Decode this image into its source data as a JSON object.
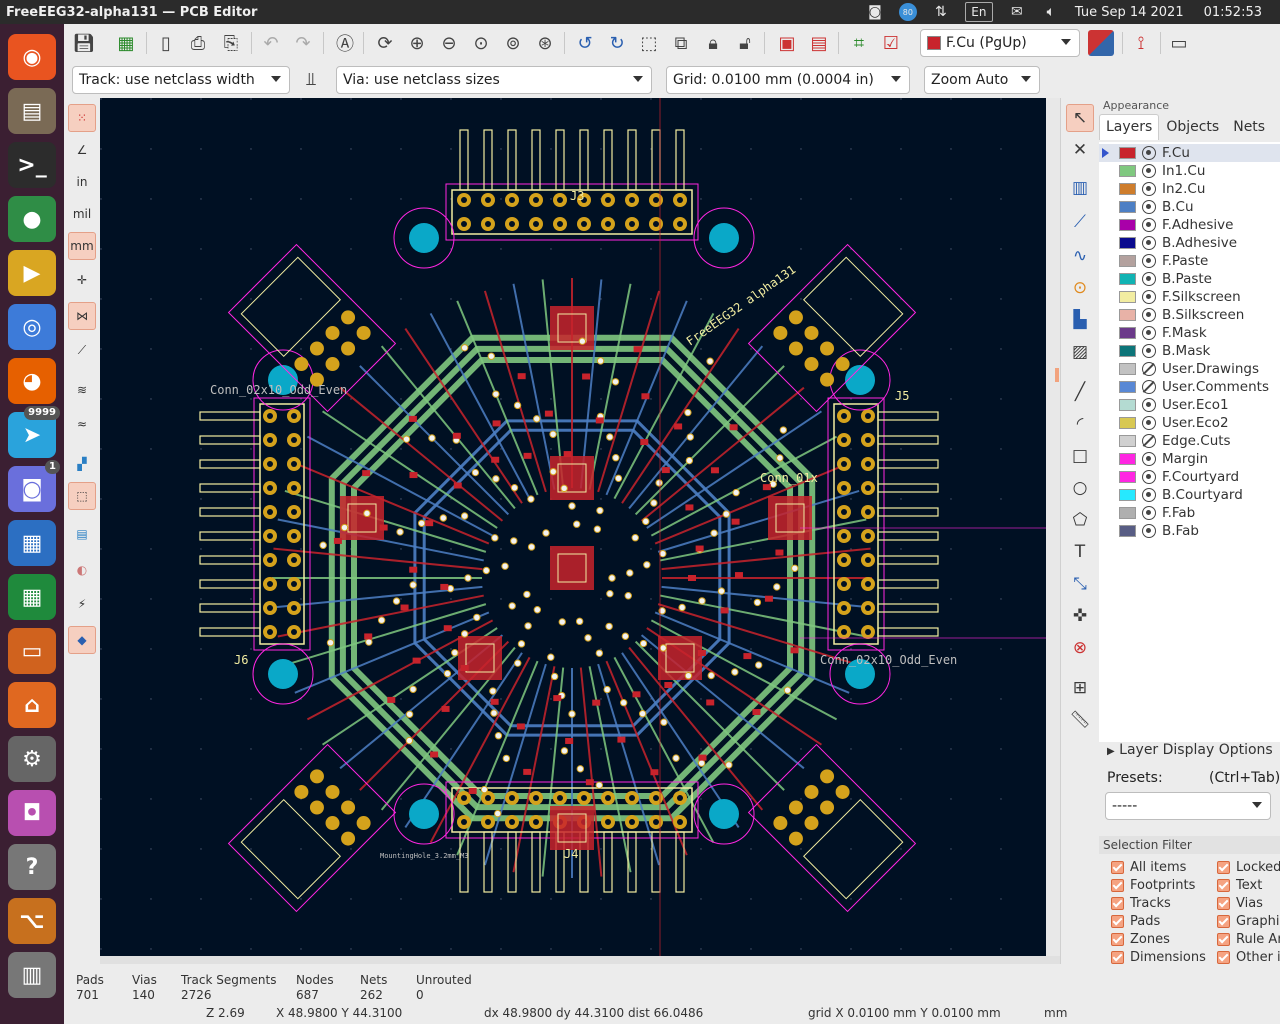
{
  "window": {
    "title": "FreeEEG32-alpha131 — PCB Editor"
  },
  "tray": {
    "badge_value": "80",
    "lang": "En",
    "datetime": "Tue Sep 14 2021",
    "time": "01:52:53"
  },
  "dock": {
    "apps": [
      {
        "name": "ubuntu-logo-icon",
        "glyph": "◉",
        "color": "#e95420"
      },
      {
        "name": "files-icon",
        "glyph": "▤",
        "color": "#7a6a55"
      },
      {
        "name": "terminal-icon",
        "glyph": ">_",
        "color": "#2c2c2c"
      },
      {
        "name": "chrome-icon",
        "glyph": "●",
        "color": "#2f8d46"
      },
      {
        "name": "kicad-icon",
        "glyph": "▶",
        "color": "#d9a622"
      },
      {
        "name": "chromium-icon",
        "glyph": "◎",
        "color": "#3d7bd9"
      },
      {
        "name": "firefox-icon",
        "glyph": "◕",
        "color": "#e66000"
      },
      {
        "name": "telegram-icon",
        "glyph": "➤",
        "color": "#2aa3dc",
        "badge": "9999"
      },
      {
        "name": "discord-icon",
        "glyph": "◙",
        "color": "#6a6fdc",
        "badge": "1"
      },
      {
        "name": "writer-icon",
        "glyph": "▦",
        "color": "#2c6fc2"
      },
      {
        "name": "calc-icon",
        "glyph": "▦",
        "color": "#1f8a3c"
      },
      {
        "name": "impress-icon",
        "glyph": "▭",
        "color": "#d0621e"
      },
      {
        "name": "software-icon",
        "glyph": "⌂",
        "color": "#e06820"
      },
      {
        "name": "settings-icon",
        "glyph": "⚙",
        "color": "#666"
      },
      {
        "name": "shotwell-icon",
        "glyph": "◘",
        "color": "#b84fb0"
      },
      {
        "name": "help-icon",
        "glyph": "?",
        "color": "#777"
      },
      {
        "name": "pcb-calc-icon",
        "glyph": "⌥",
        "color": "#c7701e"
      },
      {
        "name": "bitmap2component-icon",
        "glyph": "▥",
        "color": "#777"
      }
    ]
  },
  "toolbar": {
    "track_width": "Track: use netclass width",
    "via_size": "Via: use netclass sizes",
    "grid": "Grid: 0.0100 mm (0.0004 in)",
    "zoom": "Zoom Auto",
    "active_layer": "F.Cu (PgUp)",
    "layer_color": "#c8232c"
  },
  "board": {
    "ref_labels": [
      "J3",
      "J4",
      "J5",
      "J6"
    ],
    "conn_label": "Conn_02x10_Odd_Even",
    "conn_short": "Conn_01x",
    "board_text": "FreeEEG32 alpha131",
    "mounting_hole": "MountingHole_3.2mm_M3",
    "track_colors": {
      "front": "#c8232c",
      "back": "#4d7fc4",
      "inner1": "#7fc87f",
      "pads": "#d4a21c",
      "courtyard": "#ff26e2",
      "edge": "#d0d0d0",
      "silk": "#f2eda1",
      "holes": "#0aa8c8"
    }
  },
  "appearance": {
    "title": "Appearance",
    "tabs": [
      "Layers",
      "Objects",
      "Nets"
    ],
    "active_tab": "Layers",
    "layers": [
      {
        "name": "F.Cu",
        "color": "#c8232c",
        "visible": true,
        "selected": true
      },
      {
        "name": "In1.Cu",
        "color": "#7fc87f",
        "visible": true
      },
      {
        "name": "In2.Cu",
        "color": "#ce7d2c",
        "visible": true
      },
      {
        "name": "B.Cu",
        "color": "#4d7fc4",
        "visible": true
      },
      {
        "name": "F.Adhesive",
        "color": "#a900a9",
        "visible": true
      },
      {
        "name": "B.Adhesive",
        "color": "#0a0a8e",
        "visible": true
      },
      {
        "name": "F.Paste",
        "color": "#b3a19e",
        "visible": true
      },
      {
        "name": "B.Paste",
        "color": "#11b3b3",
        "visible": true
      },
      {
        "name": "F.Silkscreen",
        "color": "#f2eda1",
        "visible": true
      },
      {
        "name": "B.Silkscreen",
        "color": "#e8b2a7",
        "visible": true
      },
      {
        "name": "F.Mask",
        "color": "#6b3a8a",
        "visible": true
      },
      {
        "name": "B.Mask",
        "color": "#0d7579",
        "visible": true
      },
      {
        "name": "User.Drawings",
        "color": "#c2c2c2",
        "visible": false
      },
      {
        "name": "User.Comments",
        "color": "#5988d5",
        "visible": false
      },
      {
        "name": "User.Eco1",
        "color": "#b4dbd2",
        "visible": true
      },
      {
        "name": "User.Eco2",
        "color": "#d8c852",
        "visible": true
      },
      {
        "name": "Edge.Cuts",
        "color": "#d0d0d0",
        "visible": false
      },
      {
        "name": "Margin",
        "color": "#ff26e2",
        "visible": true
      },
      {
        "name": "F.Courtyard",
        "color": "#ff26e2",
        "visible": true
      },
      {
        "name": "B.Courtyard",
        "color": "#26e9ff",
        "visible": true
      },
      {
        "name": "F.Fab",
        "color": "#afafaf",
        "visible": true
      },
      {
        "name": "B.Fab",
        "color": "#585d84",
        "visible": true
      }
    ],
    "layer_display_options": "Layer Display Options",
    "presets_label": "Presets:",
    "presets_hint": "(Ctrl+Tab)",
    "presets_value": "-----",
    "selection_filter_title": "Selection Filter",
    "selection_filter": {
      "left": [
        "All items",
        "Footprints",
        "Tracks",
        "Pads",
        "Zones",
        "Dimensions"
      ],
      "right": [
        "Locked",
        "Text",
        "Vias",
        "Graphics",
        "Rule Areas",
        "Other items"
      ]
    }
  },
  "status": {
    "headers": [
      "Pads",
      "Vias",
      "Track Segments",
      "Nodes",
      "Nets",
      "Unrouted"
    ],
    "values": [
      "701",
      "140",
      "2726",
      "687",
      "262",
      "0"
    ],
    "zoom": "Z 2.69",
    "cursor": "X 48.9800  Y 44.3100",
    "delta": "dx 48.9800  dy 44.3100  dist 66.0486",
    "grid": "grid X 0.0100 mm  Y 0.0100 mm",
    "units": "mm"
  }
}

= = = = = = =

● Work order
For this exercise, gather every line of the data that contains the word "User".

● Exercise result
        "name": "User.Drawings",
        "name": "User.Comments",
        "name": "User.Eco1",
        "name": "User.Eco2",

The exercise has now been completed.